postpone

Pronunciation: /pəˈspəʊn//pəʊs(t)ˈpəʊn/

verb

[WITH OBJECT]
  • Cause or arrange for (something) to take place at a time later than that first scheduled:

    ‘the visit had to be postponed for some time’
    [with present participle] ‘he postponed implementing the scheme until industry and business were consulted’
    • ‘If millions of postal votes have to be verified, postponing the forming of a new government - so be it.’
    • ‘She requires several more surgeries but they have been indefinitely postponed due to financial constraints.’
    • ‘As she waits on the mainland for the arrival of her fiancé, the fog rolls in, postponing any traffic to or from the island that evening.’
    • ‘One, I think the risk of postponing them is greater than the risk of having them, but it's going to be a close call.’
    • ‘They keep postponing it, and even their promises are not being fulfilled.’
    • ‘For her, she says, having a baby in her 30s was less about postponing a family for her career than meeting the right person.’
    • ‘Yet all this is merely postponing the inevitable.’
    • ‘Meetings have been postponed for the summer months.’
    • ‘Why has every single, even remotely, controversial decision been postponed until October?’
    • ‘Lawyers have another two hours to file briefs for and against postponing the October 7 recall.’
    • ‘Worries about crime led councillors to postpone a decision on a leisure trail on a former railway.’
    • ‘Since I actually don't know what that course is about, just who takes it, I am postponing decisions.’
    • ‘The game was postponed as a mark of respect.’
    • ‘Meanwhile the council is planning to postpone the introduction of recycling schemes for flats.’
    • ‘Most of them keep on postponing their preparations till the last day.’
    • ‘To my surprise she now seemed to believe my problems and was considering postponing my death sentence.’
    • ‘You observe and store up what you need, but you know, always, that you're escaping something, postponing the inevitable.’
    • ‘Just don't mess around with postponing elections on the basis of technological quibbles.’
    • ‘The Prime Minister postponing the announcement of the election for 24 hours was a good one as well.’
    • ‘The men's court hearing was postponed indefinitely on Tuesday.’
    put off, delay, defer, put back, hold off, hold over, carry over, reschedule, adjourn, stay, shelve, stand over, pigeonhole, keep in abeyance, suspend, mothball
    put over, table, take a rain check on
    continue
    put on ice, put on the back burner, put in cold storage
    remit, respite
    View synonyms

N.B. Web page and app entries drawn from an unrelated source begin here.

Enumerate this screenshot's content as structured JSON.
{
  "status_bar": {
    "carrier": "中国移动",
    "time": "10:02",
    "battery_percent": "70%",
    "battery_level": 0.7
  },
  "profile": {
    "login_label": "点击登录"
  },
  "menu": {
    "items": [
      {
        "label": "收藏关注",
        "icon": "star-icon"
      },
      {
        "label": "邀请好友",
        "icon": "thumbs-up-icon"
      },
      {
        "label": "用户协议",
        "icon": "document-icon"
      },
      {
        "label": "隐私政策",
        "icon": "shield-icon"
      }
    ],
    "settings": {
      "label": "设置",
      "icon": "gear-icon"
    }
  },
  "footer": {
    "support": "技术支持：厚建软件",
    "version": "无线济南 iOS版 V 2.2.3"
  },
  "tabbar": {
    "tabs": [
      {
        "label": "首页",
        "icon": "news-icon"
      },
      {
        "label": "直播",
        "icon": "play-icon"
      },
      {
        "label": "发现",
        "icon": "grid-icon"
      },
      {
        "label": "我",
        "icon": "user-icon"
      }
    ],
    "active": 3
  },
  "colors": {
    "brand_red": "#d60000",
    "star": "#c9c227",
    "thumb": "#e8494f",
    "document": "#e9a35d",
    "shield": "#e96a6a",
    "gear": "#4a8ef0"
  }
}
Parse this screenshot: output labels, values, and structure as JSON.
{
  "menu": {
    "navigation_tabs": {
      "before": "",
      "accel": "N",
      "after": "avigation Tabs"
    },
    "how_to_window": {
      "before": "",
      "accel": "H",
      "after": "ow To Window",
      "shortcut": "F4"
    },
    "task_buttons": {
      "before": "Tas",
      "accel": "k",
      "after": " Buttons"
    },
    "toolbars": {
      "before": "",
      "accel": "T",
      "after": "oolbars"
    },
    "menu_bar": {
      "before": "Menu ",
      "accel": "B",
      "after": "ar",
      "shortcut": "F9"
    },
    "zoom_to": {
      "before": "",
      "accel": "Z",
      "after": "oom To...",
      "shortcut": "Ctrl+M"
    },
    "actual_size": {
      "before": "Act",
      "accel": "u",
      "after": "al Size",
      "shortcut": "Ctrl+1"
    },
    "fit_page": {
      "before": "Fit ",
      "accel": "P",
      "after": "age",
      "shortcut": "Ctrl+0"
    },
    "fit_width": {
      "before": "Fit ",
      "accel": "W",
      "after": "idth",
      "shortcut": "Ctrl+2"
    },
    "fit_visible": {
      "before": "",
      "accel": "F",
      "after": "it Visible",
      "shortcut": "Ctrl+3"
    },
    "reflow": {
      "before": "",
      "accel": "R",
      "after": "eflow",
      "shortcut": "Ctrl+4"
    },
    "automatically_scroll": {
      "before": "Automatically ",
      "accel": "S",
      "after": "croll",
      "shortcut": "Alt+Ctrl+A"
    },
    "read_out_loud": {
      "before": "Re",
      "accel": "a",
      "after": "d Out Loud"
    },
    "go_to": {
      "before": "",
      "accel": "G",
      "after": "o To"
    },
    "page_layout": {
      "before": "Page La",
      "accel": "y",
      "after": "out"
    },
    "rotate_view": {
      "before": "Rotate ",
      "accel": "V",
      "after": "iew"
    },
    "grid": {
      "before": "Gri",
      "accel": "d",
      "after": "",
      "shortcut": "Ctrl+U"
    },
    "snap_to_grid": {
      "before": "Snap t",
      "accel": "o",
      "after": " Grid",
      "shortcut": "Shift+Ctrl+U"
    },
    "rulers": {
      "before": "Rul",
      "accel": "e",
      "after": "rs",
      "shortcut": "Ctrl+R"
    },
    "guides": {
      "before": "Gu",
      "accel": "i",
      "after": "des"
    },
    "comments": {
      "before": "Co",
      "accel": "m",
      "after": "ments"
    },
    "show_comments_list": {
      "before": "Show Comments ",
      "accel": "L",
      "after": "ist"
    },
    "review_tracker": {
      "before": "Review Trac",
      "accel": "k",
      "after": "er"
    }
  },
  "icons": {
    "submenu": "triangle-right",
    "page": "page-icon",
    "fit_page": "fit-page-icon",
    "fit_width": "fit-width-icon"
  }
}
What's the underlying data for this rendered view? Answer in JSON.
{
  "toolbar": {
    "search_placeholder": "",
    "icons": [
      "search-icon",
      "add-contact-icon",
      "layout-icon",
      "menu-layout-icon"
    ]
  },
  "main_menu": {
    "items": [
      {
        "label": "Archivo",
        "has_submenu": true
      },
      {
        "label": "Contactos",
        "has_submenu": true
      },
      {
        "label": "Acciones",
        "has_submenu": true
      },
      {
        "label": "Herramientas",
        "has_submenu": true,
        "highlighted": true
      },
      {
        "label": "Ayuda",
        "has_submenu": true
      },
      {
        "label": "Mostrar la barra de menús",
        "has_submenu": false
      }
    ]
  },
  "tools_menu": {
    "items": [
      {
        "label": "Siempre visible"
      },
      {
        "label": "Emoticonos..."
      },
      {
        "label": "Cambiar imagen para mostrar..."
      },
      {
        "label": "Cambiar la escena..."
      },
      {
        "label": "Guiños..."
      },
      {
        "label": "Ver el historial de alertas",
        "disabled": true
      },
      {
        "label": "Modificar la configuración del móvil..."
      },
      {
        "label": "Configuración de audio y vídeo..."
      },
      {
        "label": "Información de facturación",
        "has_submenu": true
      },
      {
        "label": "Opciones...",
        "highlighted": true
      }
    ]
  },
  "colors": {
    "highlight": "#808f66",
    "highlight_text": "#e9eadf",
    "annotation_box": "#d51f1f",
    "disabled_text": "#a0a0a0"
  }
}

Origin

Late 15th century: from Latin postponere, from post after + ponere to place.

Pronunciation:

postpone

/pəˈspəʊn//pəʊs(t)ˈpəʊn/